Many senior male managers are reportedly responding to the #MeToo movement with a “better safe than sorry” attitude and pulling back from mentoring women.
This reaction is not just biased, but shortsighted: Depriving female employees of the counseling, developmental opportunities and visibility that come from mentoring relationships has serious consequences for the future of any organization.
How should men approach mentoring in today’s workplace? Here are five suggestions:
Seek out women mentees: Do you engage with men more than women? Open dialogue, suspending judgment and identifying common interests and values can help correct the imbalance.
Be transparent: Be transparent about the relationship and its professional nature.

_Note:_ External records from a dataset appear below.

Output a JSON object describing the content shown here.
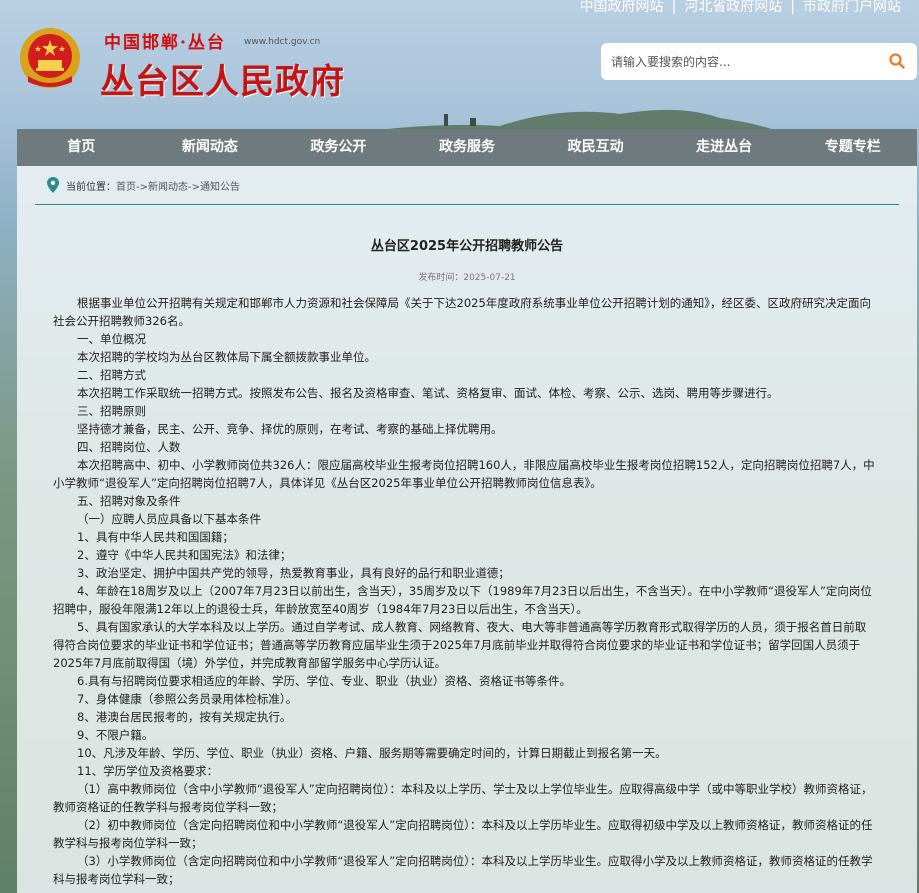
{
  "header": {
    "top_links": [
      "中国政府网站",
      "河北省政府网站",
      "市政府门户网站"
    ],
    "brand_small": "中国邯郸·丛台",
    "brand_url": "www.hdct.gov.cn",
    "brand_big": "丛台区人民政府",
    "search_placeholder": "请输入要搜索的内容..."
  },
  "nav": [
    "首页",
    "新闻动态",
    "政务公开",
    "政务服务",
    "政民互动",
    "走进丛台",
    "专题专栏"
  ],
  "breadcrumb": {
    "label": "当前位置：",
    "path": "首页->新闻动态->通知公告"
  },
  "article": {
    "title": "丛台区2025年公开招聘教师公告",
    "date": "发布时间：2025-07-21",
    "paragraphs": [
      "根据事业单位公开招聘有关规定和邯郸市人力资源和社会保障局《关于下达2025年度政府系统事业单位公开招聘计划的通知》，经区委、区政府研究决定面向社会公开招聘教师326名。",
      "一、单位概况",
      "本次招聘的学校均为丛台区教体局下属全额拨款事业单位。",
      "二、招聘方式",
      "本次招聘工作采取统一招聘方式。按照发布公告、报名及资格审查、笔试、资格复审、面试、体检、考察、公示、选岗、聘用等步骤进行。",
      "三、招聘原则",
      "坚持德才兼备，民主、公开、竞争、择优的原则，在考试、考察的基础上择优聘用。",
      "四、招聘岗位、人数",
      "本次招聘高中、初中、小学教师岗位共326人：限应届高校毕业生报考岗位招聘160人，非限应届高校毕业生报考岗位招聘152人，定向招聘岗位招聘7人，中小学教师“退役军人”定向招聘岗位招聘7人，具体详见《丛台区2025年事业单位公开招聘教师岗位信息表》。",
      "五、招聘对象及条件",
      "（一）应聘人员应具备以下基本条件",
      "1、具有中华人民共和国国籍；",
      "2、遵守《中华人民共和国宪法》和法律；",
      "3、政治坚定、拥护中国共产党的领导，热爱教育事业，具有良好的品行和职业道德；",
      "4、年龄在18周岁及以上（2007年7月23日以前出生，含当天），35周岁及以下（1989年7月23日以后出生，不含当天）。在中小学教师“退役军人”定向岗位招聘中，服役年限满12年以上的退役士兵，年龄放宽至40周岁（1984年7月23日以后出生，不含当天）。",
      "5、具有国家承认的大学本科及以上学历。通过自学考试、成人教育、网络教育、夜大、电大等非普通高等学历教育形式取得学历的人员，须于报名首日前取得符合岗位要求的毕业证书和学位证书；普通高等学历教育应届毕业生须于2025年7月底前毕业并取得符合岗位要求的毕业证书和学位证书；留学回国人员须于2025年7月底前取得国（境）外学位，并完成教育部留学服务中心学历认证。",
      "6.具有与招聘岗位要求相适应的年龄、学历、学位、专业、职业（执业）资格、资格证书等条件。",
      "7、身体健康（参照公务员录用体检标准）。",
      "8、港澳台居民报考的，按有关规定执行。",
      "9、不限户籍。",
      "10、凡涉及年龄、学历、学位、职业（执业）资格、户籍、服务期等需要确定时间的，计算日期截止到报名第一天。",
      "11、学历学位及资格要求：",
      "（1）高中教师岗位（含中小学教师“退役军人”定向招聘岗位）：本科及以上学历、学士及以上学位毕业生。应取得高级中学（或中等职业学校）教师资格证，教师资格证的任教学科与报考岗位学科一致；",
      "（2）初中教师岗位（含定向招聘岗位和中小学教师“退役军人”定向招聘岗位）：本科及以上学历毕业生。应取得初级中学及以上教师资格证，教师资格证的任教学科与报考岗位学科一致；",
      "（3）小学教师岗位（含定向招聘岗位和中小学教师“退役军人”定向招聘岗位）：本科及以上学历毕业生。应取得小学及以上教师资格证，教师资格证的任教学科与报考岗位学科一致；"
    ]
  },
  "colors": {
    "nav_bg": "#6f7a7f",
    "brand_red": "#c41414",
    "divider": "#2a8c8c",
    "search_icon": "#f07820"
  }
}
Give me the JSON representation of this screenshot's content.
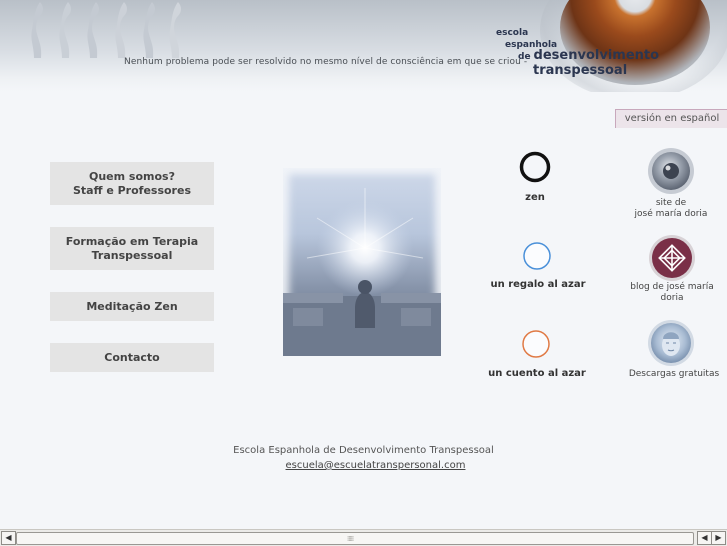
{
  "header": {
    "tagline": "Nenhum problema pode ser resolvido no mesmo nível de consciência em que se criou -",
    "logo": {
      "line1": "escola",
      "line2": "espanhola",
      "line3_prefix": "de",
      "line3": "desenvolvimento",
      "line4": "transpessoal"
    }
  },
  "language_link": "versión en español",
  "nav": {
    "quem_somos": [
      "Quem somos?",
      "Staff e Professores"
    ],
    "formacao": [
      "Formação em Terapia",
      "Transpessoal"
    ],
    "meditacao": "Meditação Zen",
    "contacto": "Contacto"
  },
  "circles": {
    "zen": "zen",
    "regalo": "un regalo al azar",
    "cuento": "un cuento al azar"
  },
  "right_links": {
    "site": [
      "site de",
      "josé maría doria"
    ],
    "blog": [
      "blog de josé maría",
      "doria"
    ],
    "descargas": "Descargas gratuitas"
  },
  "footer": {
    "name": "Escola Espanhola de Desenvolvimento Transpessoal",
    "email": "escuela@escuelatranspersonal.com"
  },
  "icons": {
    "zen": "ensō-circle-icon",
    "regalo": "blue-circle-icon",
    "cuento": "orange-circle-icon",
    "site": "eye-icon",
    "blog": "endless-knot-icon",
    "descargas": "buddha-icon"
  },
  "colors": {
    "page_bg": "#f4f6f9",
    "nav_button": "#e4e4e4",
    "logo_text": "#2b3650",
    "regalo_circle": "#4a90d9",
    "cuento_circle": "#e07a45",
    "language_tab": "#ece4ea"
  }
}
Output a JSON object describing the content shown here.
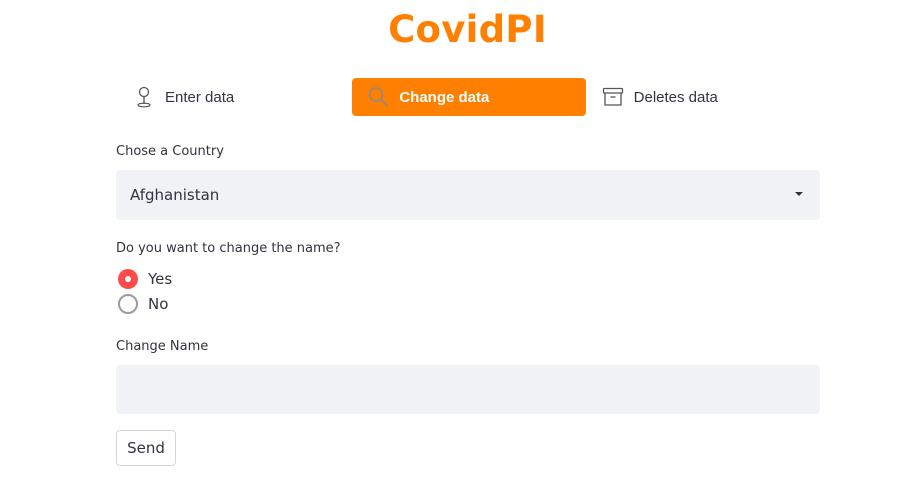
{
  "app": {
    "title": "CovidPI",
    "accent_color": "#ff8000"
  },
  "menu": {
    "items": [
      {
        "label": "Enter data",
        "icon": "map-pin-icon",
        "active": false
      },
      {
        "label": "Change data",
        "icon": "search-icon",
        "active": true
      },
      {
        "label": "Deletes data",
        "icon": "archive-icon",
        "active": false
      }
    ]
  },
  "country_select": {
    "label": "Chose a Country",
    "value": "Afghanistan"
  },
  "change_name_radio": {
    "label": "Do you want to change the name?",
    "options": [
      {
        "label": "Yes",
        "selected": true
      },
      {
        "label": "No",
        "selected": false
      }
    ],
    "selected_color": "#ff4b4b"
  },
  "change_name_input": {
    "label": "Change Name",
    "value": ""
  },
  "send_button": {
    "label": "Send"
  }
}
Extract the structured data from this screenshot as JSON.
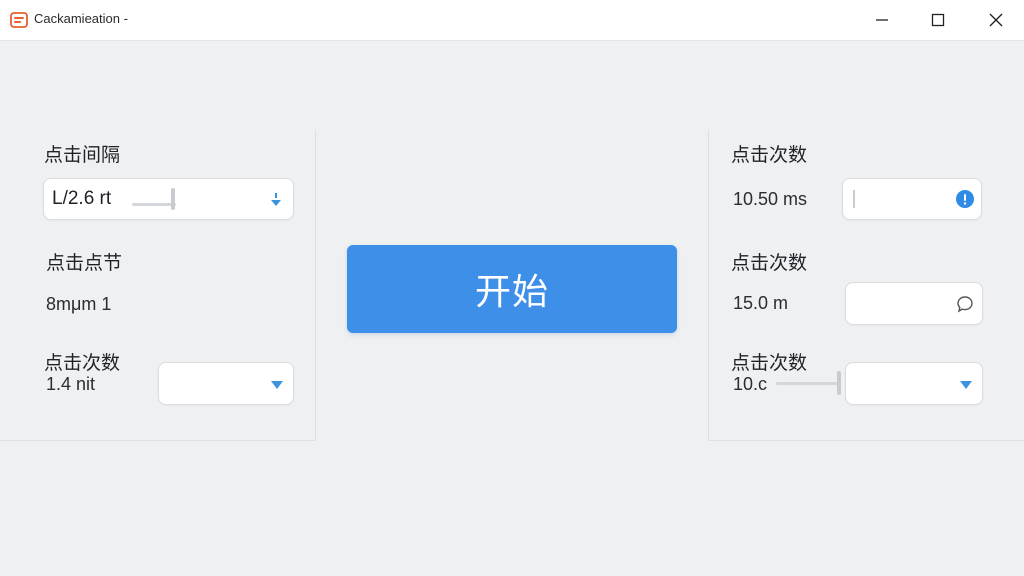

Reflect on the timing and the context of your typical mentoring conversations; if dining out together feels inappropriate, ask yourself why.
Listen with empathy: Good mentors help mentees learn and grow. This requires asking questions and then listening to understand and validate what your mentee’s needs.
Acknowledge gender issues: Ask your protégé how gender has affected her career. Ask how she experiences the culture of your organization, if she experiences the policies and practices as supportive. Ask what opportunities she sees for improvement.
Actively sponsor her: If you are in a position of influence, think about how to raise your protégé’s visibility. Expose her to the complexities of your role and introduce her to other leaders in positions of power. Raise her name as a high potential candidate for promotion in both formal and informal conversations.
Copyright 2018 Harvard Business School Publishing Corp. Distributed by The New York Times Syndicate.